I tried it. It worked. I’m now enjoying baked potato skins as well as loading up the soft baked potato from the inside with butter, sour cream and chives, adding bacon and/or shredded cheddar cheese depending on my mood.
I will be gathering up recipes I want to share with you and will try to get them together in the near future. As the saying goes, “Life is what happens when you’re busy making other plans”. Life is bombarding me with reality and situations with which to deal, so my time – and energy – to write has been slacking off. I apologize for that.

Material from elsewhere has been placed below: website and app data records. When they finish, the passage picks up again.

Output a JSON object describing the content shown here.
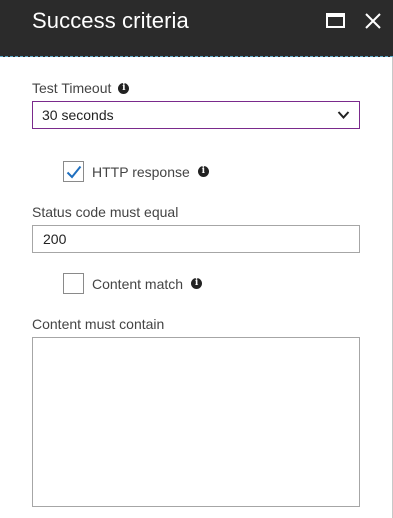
{
  "header": {
    "title": "Success criteria",
    "maximize_icon": "maximize-icon",
    "close_icon": "close-icon"
  },
  "form": {
    "timeout": {
      "label": "Test Timeout",
      "value": "30 seconds",
      "info_icon": "info-icon"
    },
    "http_response": {
      "label": "HTTP response",
      "checked": true,
      "info_icon": "info-icon"
    },
    "status_code": {
      "label": "Status code must equal",
      "value": "200"
    },
    "content_match": {
      "label": "Content match",
      "checked": false,
      "info_icon": "info-icon"
    },
    "content_contains": {
      "label": "Content must contain",
      "value": ""
    }
  },
  "colors": {
    "header_bg": "#2b2b2b",
    "select_border": "#7a2a8c",
    "checkmark": "#1f6fbf"
  }
}
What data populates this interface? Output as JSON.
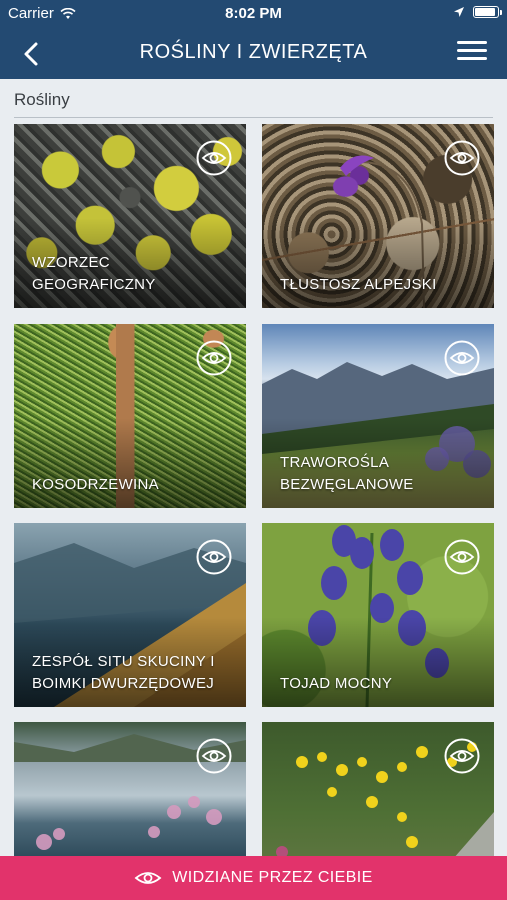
{
  "status_bar": {
    "carrier": "Carrier",
    "time": "8:02 PM"
  },
  "header": {
    "title": "ROŚLINY I ZWIERZĘTA"
  },
  "section": {
    "title": "Rośliny"
  },
  "cards": [
    {
      "label": "WZORZEC\nGEOGRAFICZNY"
    },
    {
      "label": "TŁUSTOSZ ALPEJSKI"
    },
    {
      "label": "KOSODRZEWINA"
    },
    {
      "label": "TRAWOROŚLA\nBEZWĘGLANOWE"
    },
    {
      "label": "ZESPÓŁ SITU SKUCINY I\nBOIMKI DWURZĘDOWEJ"
    },
    {
      "label": "TOJAD MOCNY"
    },
    {
      "label": ""
    },
    {
      "label": ""
    }
  ],
  "bottom_bar": {
    "label": "WIDZIANE PRZEZ CIEBIE"
  },
  "colors": {
    "header_bg": "#234a72",
    "accent": "#e2336b",
    "page_bg": "#e9edf1"
  },
  "icons": [
    "back-arrow-icon",
    "hamburger-menu-icon",
    "eye-icon",
    "wifi-icon",
    "location-arrow-icon",
    "battery-icon"
  ]
}
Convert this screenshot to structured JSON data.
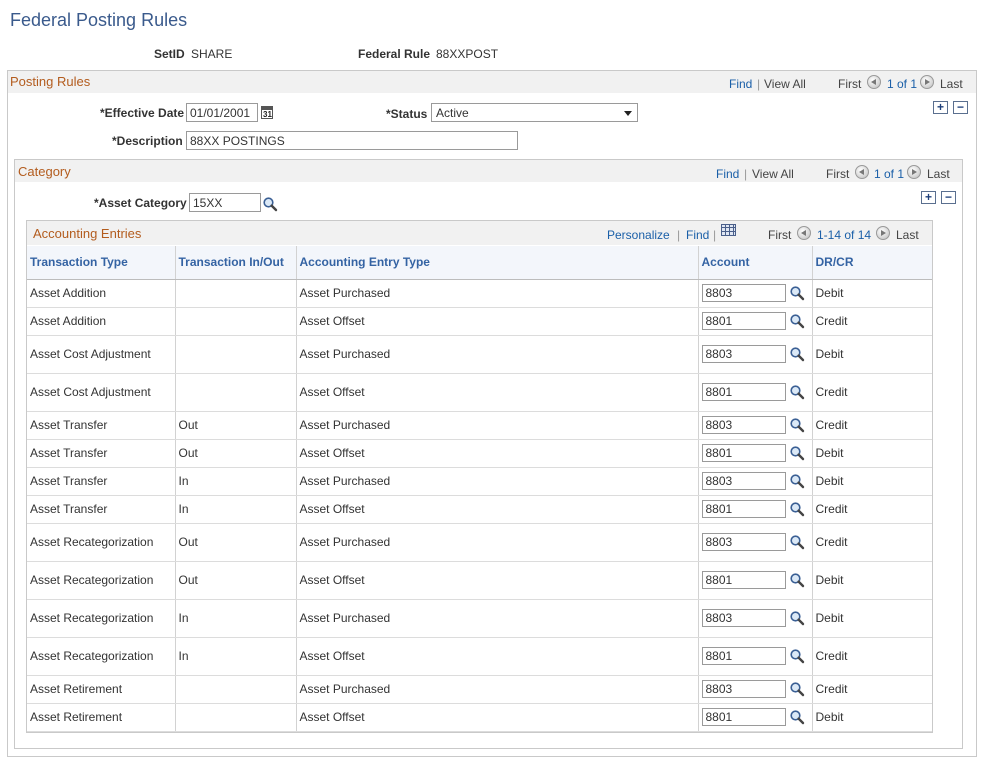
{
  "page": {
    "title": "Federal Posting Rules"
  },
  "keys": {
    "setid_label": "SetID",
    "setid_value": "SHARE",
    "rule_label": "Federal Rule",
    "rule_value": "88XXPOST"
  },
  "posting_rules": {
    "title": "Posting Rules",
    "find": "Find",
    "view_all": "View All",
    "first": "First",
    "range": "1 of 1",
    "last": "Last",
    "effective_date_label": "*Effective Date",
    "effective_date": "01/01/2001",
    "status_label": "*Status",
    "status": "Active",
    "description_label": "*Description",
    "description": "88XX POSTINGS",
    "add": "+",
    "remove": "−"
  },
  "category": {
    "title": "Category",
    "find": "Find",
    "view_all": "View All",
    "first": "First",
    "range": "1 of 1",
    "last": "Last",
    "asset_category_label": "*Asset Category",
    "asset_category": "15XX",
    "add": "+",
    "remove": "−"
  },
  "accounting_entries": {
    "title": "Accounting Entries",
    "personalize": "Personalize",
    "find": "Find",
    "first": "First",
    "range": "1-14 of 14",
    "last": "Last",
    "columns": [
      "Transaction Type",
      "Transaction In/Out",
      "Accounting Entry Type",
      "Account",
      "DR/CR"
    ],
    "rows": [
      {
        "type": "Asset Addition",
        "inout": "",
        "entry": "Asset Purchased",
        "account": "8803",
        "drcr": "Debit"
      },
      {
        "type": "Asset Addition",
        "inout": "",
        "entry": "Asset Offset",
        "account": "8801",
        "drcr": "Credit"
      },
      {
        "type": "Asset Cost Adjustment",
        "inout": "",
        "entry": "Asset Purchased",
        "account": "8803",
        "drcr": "Debit"
      },
      {
        "type": "Asset Cost Adjustment",
        "inout": "",
        "entry": "Asset Offset",
        "account": "8801",
        "drcr": "Credit"
      },
      {
        "type": "Asset Transfer",
        "inout": "Out",
        "entry": "Asset Purchased",
        "account": "8803",
        "drcr": "Credit"
      },
      {
        "type": "Asset Transfer",
        "inout": "Out",
        "entry": "Asset Offset",
        "account": "8801",
        "drcr": "Debit"
      },
      {
        "type": "Asset Transfer",
        "inout": "In",
        "entry": "Asset Purchased",
        "account": "8803",
        "drcr": "Debit"
      },
      {
        "type": "Asset Transfer",
        "inout": "In",
        "entry": "Asset Offset",
        "account": "8801",
        "drcr": "Credit"
      },
      {
        "type": "Asset Recategorization",
        "inout": "Out",
        "entry": "Asset Purchased",
        "account": "8803",
        "drcr": "Credit"
      },
      {
        "type": "Asset Recategorization",
        "inout": "Out",
        "entry": "Asset Offset",
        "account": "8801",
        "drcr": "Debit"
      },
      {
        "type": "Asset Recategorization",
        "inout": "In",
        "entry": "Asset Purchased",
        "account": "8803",
        "drcr": "Debit"
      },
      {
        "type": "Asset Recategorization",
        "inout": "In",
        "entry": "Asset Offset",
        "account": "8801",
        "drcr": "Credit"
      },
      {
        "type": "Asset Retirement",
        "inout": "",
        "entry": "Asset Purchased",
        "account": "8803",
        "drcr": "Credit"
      },
      {
        "type": "Asset Retirement",
        "inout": "",
        "entry": "Asset Offset",
        "account": "8801",
        "drcr": "Debit"
      }
    ]
  },
  "icons": {
    "lookup": "magnifier-icon",
    "calendar": "calendar-icon",
    "calendar_glyph": "31",
    "grid": "grid-icon"
  }
}
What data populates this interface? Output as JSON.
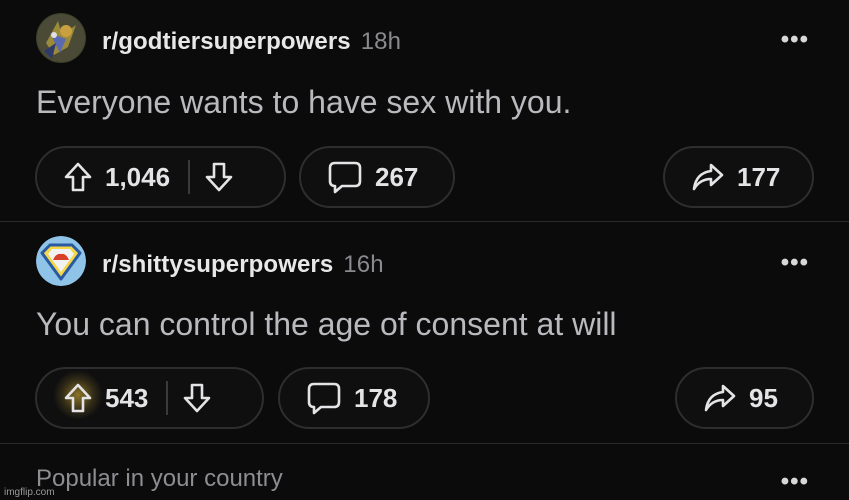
{
  "posts": [
    {
      "subreddit": "r/godtiersuperpowers",
      "age": "18h",
      "more": "•••",
      "title": "Everyone wants to have sex with you.",
      "upvotes": "1,046",
      "comments": "267",
      "shares": "177"
    },
    {
      "subreddit": "r/shittysuperpowers",
      "age": "16h",
      "more": "•••",
      "title": "You can control the age of consent at will",
      "upvotes": "543",
      "comments": "178",
      "shares": "95"
    }
  ],
  "footer": {
    "section_label": "Popular in your country",
    "more": "•••"
  },
  "watermark": "imgflip.com",
  "colors": {
    "background": "#0b0b0c",
    "title": "#b9b9be",
    "muted": "#8a8a8e",
    "pill_border": "#2e2e31"
  }
}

BONUS KITCHEN HACK: Did you know that the lid from your standard size Parmesan (sprinkle) cheese will fit on a mason jar??? Imagine how much easier it will be to leave the big sugar container up high in the pantry and just grab this jar to do things like sprinkle sugar on cereal! I’m excited about this because I have certain spices I use a lot of and tend to buy in large containers, then fill small spice jars – often, it seems. I need to start using up a lot of the ‘sprinkle’ cheese so I can use the containers it comes in!